## [Dataset rows describing interfaces]

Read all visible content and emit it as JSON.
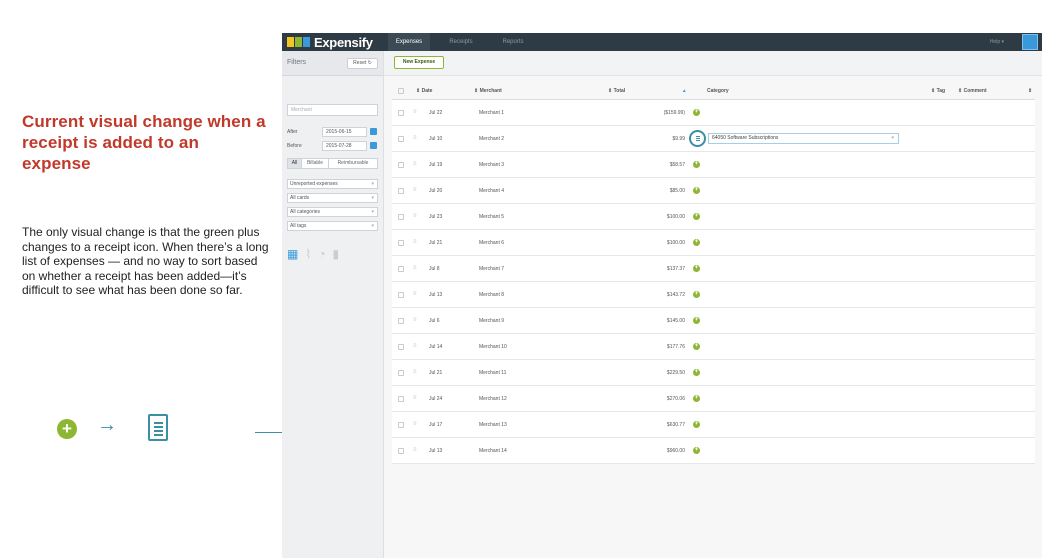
{
  "annotation": {
    "title": "Current visual change when a receipt is added to an expense",
    "body": "The only visual change is that the green plus changes to a receipt icon. When there’s a long list of expenses — and no way to sort based on whether a receipt has been added—it’s difficult to see what has been done so far.",
    "legend_plus": "+",
    "legend_arrow": "→"
  },
  "app": {
    "logo": "Expensify",
    "tabs": [
      "Expenses",
      "Receipts",
      "Reports"
    ],
    "help": "Help ▾",
    "colors": {
      "accent_green": "#8db733",
      "accent_blue": "#3a9ad9",
      "topbar": "#2f3b44",
      "annotation_red": "#c0392b"
    }
  },
  "sidebar": {
    "title": "Filters",
    "reset": "Reset ↻",
    "merchant_placeholder": "Merchant",
    "after_label": "After",
    "after_value": "2015-06-15",
    "before_label": "Before",
    "before_value": "2015-07-28",
    "segments": [
      "All",
      "Billable",
      "Reimbursable"
    ],
    "selects": [
      "Unreported expenses",
      "All cards",
      "All categories",
      "All tags"
    ]
  },
  "toolbar": {
    "new_expense": "New Expense"
  },
  "table": {
    "headers": {
      "date": "⇕ Date",
      "merchant": "⇕ Merchant",
      "total": "⇕ Total",
      "category": "Category",
      "tag": "⇕ Tag",
      "comment": "⇕ Comment",
      "sort": "▴",
      "last": "⇕"
    },
    "drag": "≡",
    "plus": "+",
    "rows": [
      {
        "date": "Jul 22",
        "merchant": "Merchant 1",
        "total": "($159.99)"
      },
      {
        "date": "Jul 10",
        "merchant": "Merchant 2",
        "total": "$9.99",
        "category": "64050 Software Subscriptions",
        "receipt": true
      },
      {
        "date": "Jul 19",
        "merchant": "Merchant 3",
        "total": "$58.57"
      },
      {
        "date": "Jul 20",
        "merchant": "Merchant 4",
        "total": "$85.00"
      },
      {
        "date": "Jul 23",
        "merchant": "Merchant 5",
        "total": "$100.00"
      },
      {
        "date": "Jul 21",
        "merchant": "Merchant 6",
        "total": "$100.00"
      },
      {
        "date": "Jul 8",
        "merchant": "Merchant 7",
        "total": "$137.37"
      },
      {
        "date": "Jul 13",
        "merchant": "Merchant 8",
        "total": "$143.72"
      },
      {
        "date": "Jul 6",
        "merchant": "Merchant 9",
        "total": "$145.00"
      },
      {
        "date": "Jul 14",
        "merchant": "Merchant 10",
        "total": "$177.76"
      },
      {
        "date": "Jul 21",
        "merchant": "Merchant 11",
        "total": "$229.50"
      },
      {
        "date": "Jul 24",
        "merchant": "Merchant 12",
        "total": "$270.06"
      },
      {
        "date": "Jul 17",
        "merchant": "Merchant 13",
        "total": "$630.77"
      },
      {
        "date": "Jul 13",
        "merchant": "Merchant 14",
        "total": "$960.00"
      }
    ]
  }
}
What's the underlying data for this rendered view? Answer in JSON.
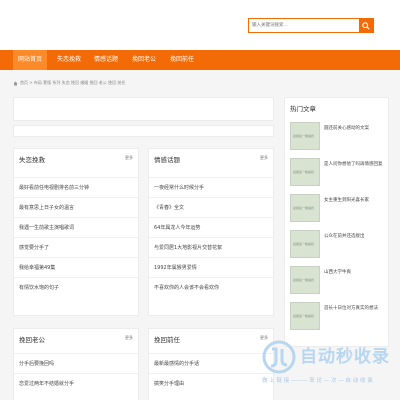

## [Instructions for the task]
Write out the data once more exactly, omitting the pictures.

## [Solution to this task]
Read all visible content and emit it as JSON.
{
  "annotation": {
    "title": "Current visual change when a receipt is added to an expense",
    "body": "The only visual change is that the green plus changes to a receipt icon. When there’s a long list of expenses — and no way to sort based on whether a receipt has been added—it’s difficult to see what has been done so far.",
    "legend_plus": "+",
    "legend_arrow": "→"
  },
  "app": {
    "logo": "Expensify",
    "tabs": [
      "Expenses",
      "Receipts",
      "Reports"
    ],
    "help": "Help ▾",
    "colors": {
      "accent_green": "#8db733",
      "accent_blue": "#3a9ad9",
      "topbar": "#2f3b44",
      "annotation_red": "#c0392b"
    }
  },
  "sidebar": {
    "title": "Filters",
    "reset": "Reset ↻",
    "merchant_placeholder": "Merchant",
    "after_label": "After",
    "after_value": "2015-06-15",
    "before_label": "Before",
    "before_value": "2015-07-28",
    "segments": [
      "All",
      "Billable",
      "Reimbursable"
    ],
    "selects": [
      "Unreported expenses",
      "All cards",
      "All categories",
      "All tags"
    ]
  },
  "toolbar": {
    "new_expense": "New Expense"
  },
  "table": {
    "headers": {
      "date": "⇕ Date",
      "merchant": "⇕ Merchant",
      "total": "⇕ Total",
      "category": "Category",
      "tag": "⇕ Tag",
      "comment": "⇕ Comment",
      "sort": "▴",
      "last": "⇕"
    },
    "drag": "≡",
    "plus": "+",
    "rows": [
      {
        "date": "Jul 22",
        "merchant": "Merchant 1",
        "total": "($159.99)"
      },
      {
        "date": "Jul 10",
        "merchant": "Merchant 2",
        "total": "$9.99",
        "category": "64050 Software Subscriptions",
        "receipt": true
      },
      {
        "date": "Jul 19",
        "merchant": "Merchant 3",
        "total": "$58.57"
      },
      {
        "date": "Jul 20",
        "merchant": "Merchant 4",
        "total": "$85.00"
      },
      {
        "date": "Jul 23",
        "merchant": "Merchant 5",
        "total": "$100.00"
      },
      {
        "date": "Jul 21",
        "merchant": "Merchant 6",
        "total": "$100.00"
      },
      {
        "date": "Jul 8",
        "merchant": "Merchant 7",
        "total": "$137.37"
      },
      {
        "date": "Jul 13",
        "merchant": "Merchant 8",
        "total": "$143.72"
      },
      {
        "date": "Jul 6",
        "merchant": "Merchant 9",
        "total": "$145.00"
      },
      {
        "date": "Jul 14",
        "merchant": "Merchant 10",
        "total": "$177.76"
      },
      {
        "date": "Jul 21",
        "merchant": "Merchant 11",
        "total": "$229.50"
      },
      {
        "date": "Jul 24",
        "merchant": "Merchant 12",
        "total": "$270.06"
      },
      {
        "date": "Jul 17",
        "merchant": "Merchant 13",
        "total": "$630.77"
      },
      {
        "date": "Jul 13",
        "merchant": "Merchant 14",
        "total": "$960.00"
      }
    ]
  }
}
What's the underlying data for this rendered view? Answer in JSON.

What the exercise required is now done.